We are currently working on further identification of this cell population.
Understanding why the EOM are spared in muscular dystrophies has clinical implications for development of future treatments.


Selected Publications:

(For a comprehensive list of recent publications, refer to PubMed, a service provided by the National Library of Medicine.)

McDonald AA, Kunz MD, McLoon LK. Dystrophic changes in extraocular muscles after gamma irradiation in mdx:utrophin+/- mice. PMCID: PMC3897728. PLoS One. 9(1):e86424, 2014

Stager DR, McLoon LK, Felius J. Postulating a role for connective tissue elements in inferior oblique overaction. PMCID: PMC3812716. Trans. Am. Ophthalmol. Soc. 111:70-81, 2013.
 
Hebert SL, Daniel ML, McLoon LK. The role of Pitx2 in maintaining the phenotype of myogenic precursor cells in the extraocular muscles. PMCID: PMC3591328. PLoS One 8(3):e58405, 2013.

Willoughby CL, Christiansen SP, Mustari MJ, McLoon LK. Effects of the sustained release of IGF-1 on extraocular muscle of the infant non-human primate: Adaptations at the effector organ level. PMCID: PMC3292383. Invest. Ophthalmol. Vis Sci. 53: 68-75, 2012.

Berg KT, Hunter DG, Bothun ED, Antunes-Foschini R, McLoon LK. Extraocular muscles in subjects with infantile nystagmus: Adaptations at the effector level. Arch. Ophthalmol. 130:1-8, 2012..

McLoon LK, Park H, Kim JH, Pedrosa-Domellöf F, Thompson LV. A continuum of myofibers in adult rabbit extraocular muscle: force, shortening velocity, and patterns of myosin heavy chain co-localization. J. Appl. Physiol. 111: 1178-1189, 2011.
 
McLoon LK. What experimental embryology can tell us about extraocular muscle development in anophthalmia: At the interface of basic and clinical science. Invited editorial. Arch. Ophthalmol. 129: 1077-1079, 2011.

Anderson BC, Daniel ML, Kendall J, Christiansen SP, McLoon LK. Sustained release of bone morphogenetic protein-4 in adult rabbit extraocular muscle results in decreased force and muscle size: potential for strabismus treatment. Invest. Ophthalmol. Vis. Sci. 52: 4021-4029, 2011.
 
Kallestad KM, Hebert SL, McDonald AA, Daniel ML, Cu SR, McLoon LK. Sparing of extraocular muscle in aging and dystrophic skeletal muscle: A myogenic precursor cell hypothesis. Exp. Cell Res. 317:873-885, 2011.
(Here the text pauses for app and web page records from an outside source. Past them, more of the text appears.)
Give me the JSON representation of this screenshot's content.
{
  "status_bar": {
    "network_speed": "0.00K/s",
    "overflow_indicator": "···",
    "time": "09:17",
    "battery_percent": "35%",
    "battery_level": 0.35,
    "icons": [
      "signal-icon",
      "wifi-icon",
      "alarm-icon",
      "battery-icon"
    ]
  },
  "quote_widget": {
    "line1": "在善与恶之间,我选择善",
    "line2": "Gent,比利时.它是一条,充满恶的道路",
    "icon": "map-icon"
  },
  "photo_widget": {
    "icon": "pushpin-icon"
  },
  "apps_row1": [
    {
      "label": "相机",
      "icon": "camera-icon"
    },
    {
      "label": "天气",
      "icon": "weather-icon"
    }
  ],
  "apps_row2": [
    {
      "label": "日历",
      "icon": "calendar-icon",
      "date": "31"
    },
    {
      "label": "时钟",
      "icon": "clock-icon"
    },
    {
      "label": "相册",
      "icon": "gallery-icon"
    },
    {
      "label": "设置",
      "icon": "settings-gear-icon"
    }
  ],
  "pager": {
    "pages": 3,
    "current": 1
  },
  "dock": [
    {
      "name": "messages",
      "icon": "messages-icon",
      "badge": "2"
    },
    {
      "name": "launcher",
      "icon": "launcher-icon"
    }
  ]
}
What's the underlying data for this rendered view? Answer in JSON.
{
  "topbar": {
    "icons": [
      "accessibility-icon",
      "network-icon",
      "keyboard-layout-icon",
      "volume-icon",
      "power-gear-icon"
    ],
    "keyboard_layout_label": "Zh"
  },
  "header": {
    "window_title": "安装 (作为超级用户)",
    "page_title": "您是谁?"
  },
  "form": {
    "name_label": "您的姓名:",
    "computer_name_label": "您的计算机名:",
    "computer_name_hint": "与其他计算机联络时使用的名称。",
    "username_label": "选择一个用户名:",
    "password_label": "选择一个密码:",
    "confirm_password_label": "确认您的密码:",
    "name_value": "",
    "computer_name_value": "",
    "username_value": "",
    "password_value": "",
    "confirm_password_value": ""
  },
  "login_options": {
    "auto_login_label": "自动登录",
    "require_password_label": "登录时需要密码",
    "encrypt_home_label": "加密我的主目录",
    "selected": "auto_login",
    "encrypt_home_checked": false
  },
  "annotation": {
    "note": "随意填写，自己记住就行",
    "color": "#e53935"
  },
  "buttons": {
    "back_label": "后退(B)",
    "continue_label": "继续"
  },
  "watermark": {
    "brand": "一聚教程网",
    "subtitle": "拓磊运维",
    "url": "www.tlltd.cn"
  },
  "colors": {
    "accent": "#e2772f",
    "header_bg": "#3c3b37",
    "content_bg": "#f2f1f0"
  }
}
Book Chapters:

McLoon LK, Willoughby CL, Andrade FH. Extraocular Muscles: Structure and Function. In: Craniofacial Muscles: A New Framework for Understanding the Effector Side of Craniofacial Muscles. Eds: LK McLoon, F Andrade. Springer, 2012, in press.

Hebert SL, Willoughby CL, Andrade FH, McLoon LK. Masticatory Muscles:
Response to Neuromuscular Diseases and Specific Pathologies. In:
Craniofacial Muscles: A New Framework for Understanding the Effector Side of Craniofacial Muscles. Eds: LK McLoon, F Andrade. Springer, 2012. In press.

McLoon LK, Andrade FH. Craniofacial Muscles: A Unifying Hypothesis. In:
Craniofacial Muscles: A New Framework for Understanding the Effector Side of Craniofacial Muscles. Eds: LK McLoon, F Andrade. Springer, 2012. In press.

Andrade FH, McLoon LK. The Craniofacial Muscles: Arguments for Uniqueness.
In: Craniofacial Muscles: A New Framework for Understanding the Effector Side of Craniofacial Muscles. Eds: LK McLoon, F Andrade. Springer, 2012. In press.

McLoon LK. The Extraocular Muscles, Chapter 7, In: Adler’s Physiology of the Eye, 11th edition, Eds: Kaufman P, Alm A, Levin LA, Nilsson S, Ver Hoeve J, Wu SM. Mosby Press. pp. 182-207, 2011.


Current Graduate Students:

Christy Willoughby (Neuroscience, University of Minnesota).

Former Graduate Students:

Sandra Alcala (Ph.D. 2009, Neuroscience, University of Minnesota).

Kristen Kallestad (Ph.D. 2009, Neuroscience, University of Minnesota).